● EXERCISE OBJECTIVE:
Reproduce all of the records exactly.

_ _ _

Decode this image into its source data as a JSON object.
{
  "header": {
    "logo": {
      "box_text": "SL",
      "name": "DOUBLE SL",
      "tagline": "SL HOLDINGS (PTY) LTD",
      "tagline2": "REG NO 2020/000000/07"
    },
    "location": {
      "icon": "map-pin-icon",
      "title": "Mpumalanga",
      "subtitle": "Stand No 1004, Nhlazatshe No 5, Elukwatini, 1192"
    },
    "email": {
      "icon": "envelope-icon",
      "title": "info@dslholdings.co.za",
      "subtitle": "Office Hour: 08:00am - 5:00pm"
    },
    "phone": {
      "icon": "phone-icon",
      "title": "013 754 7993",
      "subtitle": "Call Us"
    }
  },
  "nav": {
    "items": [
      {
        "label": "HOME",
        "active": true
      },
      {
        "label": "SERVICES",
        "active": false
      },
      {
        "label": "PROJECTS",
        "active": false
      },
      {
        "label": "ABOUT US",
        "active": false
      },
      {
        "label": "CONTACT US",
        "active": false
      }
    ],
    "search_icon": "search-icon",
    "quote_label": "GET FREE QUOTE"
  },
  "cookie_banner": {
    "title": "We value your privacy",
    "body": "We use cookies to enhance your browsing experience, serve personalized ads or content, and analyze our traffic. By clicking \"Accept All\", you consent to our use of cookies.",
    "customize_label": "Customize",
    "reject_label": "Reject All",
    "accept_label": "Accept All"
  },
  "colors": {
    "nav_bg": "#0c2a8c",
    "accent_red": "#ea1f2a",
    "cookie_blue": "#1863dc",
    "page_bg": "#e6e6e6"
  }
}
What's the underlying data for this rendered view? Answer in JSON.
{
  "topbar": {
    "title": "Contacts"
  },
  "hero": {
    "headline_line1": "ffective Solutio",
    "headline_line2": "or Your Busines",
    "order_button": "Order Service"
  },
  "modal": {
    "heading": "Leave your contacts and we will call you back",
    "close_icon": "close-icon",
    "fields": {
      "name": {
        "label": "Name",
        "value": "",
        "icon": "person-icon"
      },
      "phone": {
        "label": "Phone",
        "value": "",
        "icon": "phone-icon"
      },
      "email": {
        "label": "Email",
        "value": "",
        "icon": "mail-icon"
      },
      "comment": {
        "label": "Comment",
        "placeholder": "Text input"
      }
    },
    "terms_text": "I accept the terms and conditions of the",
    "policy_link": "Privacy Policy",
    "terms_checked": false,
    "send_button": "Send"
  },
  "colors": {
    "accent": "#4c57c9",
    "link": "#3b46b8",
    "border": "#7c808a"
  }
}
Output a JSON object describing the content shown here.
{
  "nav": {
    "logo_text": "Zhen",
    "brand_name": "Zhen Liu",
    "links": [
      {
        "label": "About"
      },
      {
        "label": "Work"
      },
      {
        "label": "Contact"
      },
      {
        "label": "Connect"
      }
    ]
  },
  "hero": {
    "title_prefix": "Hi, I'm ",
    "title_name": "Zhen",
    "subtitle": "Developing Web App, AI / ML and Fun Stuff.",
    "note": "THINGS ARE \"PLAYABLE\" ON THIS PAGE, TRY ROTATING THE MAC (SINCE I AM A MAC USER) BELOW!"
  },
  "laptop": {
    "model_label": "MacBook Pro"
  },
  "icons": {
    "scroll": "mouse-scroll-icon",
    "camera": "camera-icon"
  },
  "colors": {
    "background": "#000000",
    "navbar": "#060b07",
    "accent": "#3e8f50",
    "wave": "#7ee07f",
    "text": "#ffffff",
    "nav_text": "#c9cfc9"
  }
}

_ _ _

● SOLUTION TO THE PROBLEM:
Decode this image into its source data as a JSON object.
{
  "header": {
    "logo": {
      "box_text": "SL",
      "name": "DOUBLE SL",
      "tagline": "SL HOLDINGS (PTY) LTD",
      "tagline2": "REG NO 2020/000000/07"
    },
    "location": {
      "icon": "map-pin-icon",
      "title": "Mpumalanga",
      "subtitle": "Stand No 1004, Nhlazatshe No 5, Elukwatini, 1192"
    },
    "email": {
      "icon": "envelope-icon",
      "title": "info@dslholdings.co.za",
      "subtitle": "Office Hour: 08:00am - 5:00pm"
    },
    "phone": {
      "icon": "phone-icon",
      "title": "013 754 7993",
      "subtitle": "Call Us"
    }
  },
  "nav": {
    "items": [
      {
        "label": "HOME",
        "active": true
      },
      {
        "label": "SERVICES",
        "active": false
      },
      {
        "label": "PROJECTS",
        "active": false
      },
      {
        "label": "ABOUT US",
        "active": false
      },
      {
        "label": "CONTACT US",
        "active": false
      }
    ],
    "search_icon": "search-icon",
    "quote_label": "GET FREE QUOTE"
  },
  "cookie_banner": {
    "title": "We value your privacy",
    "body": "We use cookies to enhance your browsing experience, serve personalized ads or content, and analyze our traffic. By clicking \"Accept All\", you consent to our use of cookies.",
    "customize_label": "Customize",
    "reject_label": "Reject All",
    "accept_label": "Accept All"
  },
  "colors": {
    "nav_bg": "#0c2a8c",
    "accent_red": "#ea1f2a",
    "cookie_blue": "#1863dc",
    "page_bg": "#e6e6e6"
  }
}
What's the underlying data for this rendered view? Answer in JSON.
{
  "topbar": {
    "title": "Contacts"
  },
  "hero": {
    "headline_line1": "ffective Solutio",
    "headline_line2": "or Your Busines",
    "order_button": "Order Service"
  },
  "modal": {
    "heading": "Leave your contacts and we will call you back",
    "close_icon": "close-icon",
    "fields": {
      "name": {
        "label": "Name",
        "value": "",
        "icon": "person-icon"
      },
      "phone": {
        "label": "Phone",
        "value": "",
        "icon": "phone-icon"
      },
      "email": {
        "label": "Email",
        "value": "",
        "icon": "mail-icon"
      },
      "comment": {
        "label": "Comment",
        "placeholder": "Text input"
      }
    },
    "terms_text": "I accept the terms and conditions of the",
    "policy_link": "Privacy Policy",
    "terms_checked": false,
    "send_button": "Send"
  },
  "colors": {
    "accent": "#4c57c9",
    "link": "#3b46b8",
    "border": "#7c808a"
  }
}
Output a JSON object describing the content shown here.
{
  "nav": {
    "logo_text": "Zhen",
    "brand_name": "Zhen Liu",
    "links": [
      {
        "label": "About"
      },
      {
        "label": "Work"
      },
      {
        "label": "Contact"
      },
      {
        "label": "Connect"
      }
    ]
  },
  "hero": {
    "title_prefix": "Hi, I'm ",
    "title_name": "Zhen",
    "subtitle": "Developing Web App, AI / ML and Fun Stuff.",
    "note": "THINGS ARE \"PLAYABLE\" ON THIS PAGE, TRY ROTATING THE MAC (SINCE I AM A MAC USER) BELOW!"
  },
  "laptop": {
    "model_label": "MacBook Pro"
  },
  "icons": {
    "scroll": "mouse-scroll-icon",
    "camera": "camera-icon"
  },
  "colors": {
    "background": "#000000",
    "navbar": "#060b07",
    "accent": "#3e8f50",
    "wave": "#7ee07f",
    "text": "#ffffff",
    "nav_text": "#c9cfc9"
  }
}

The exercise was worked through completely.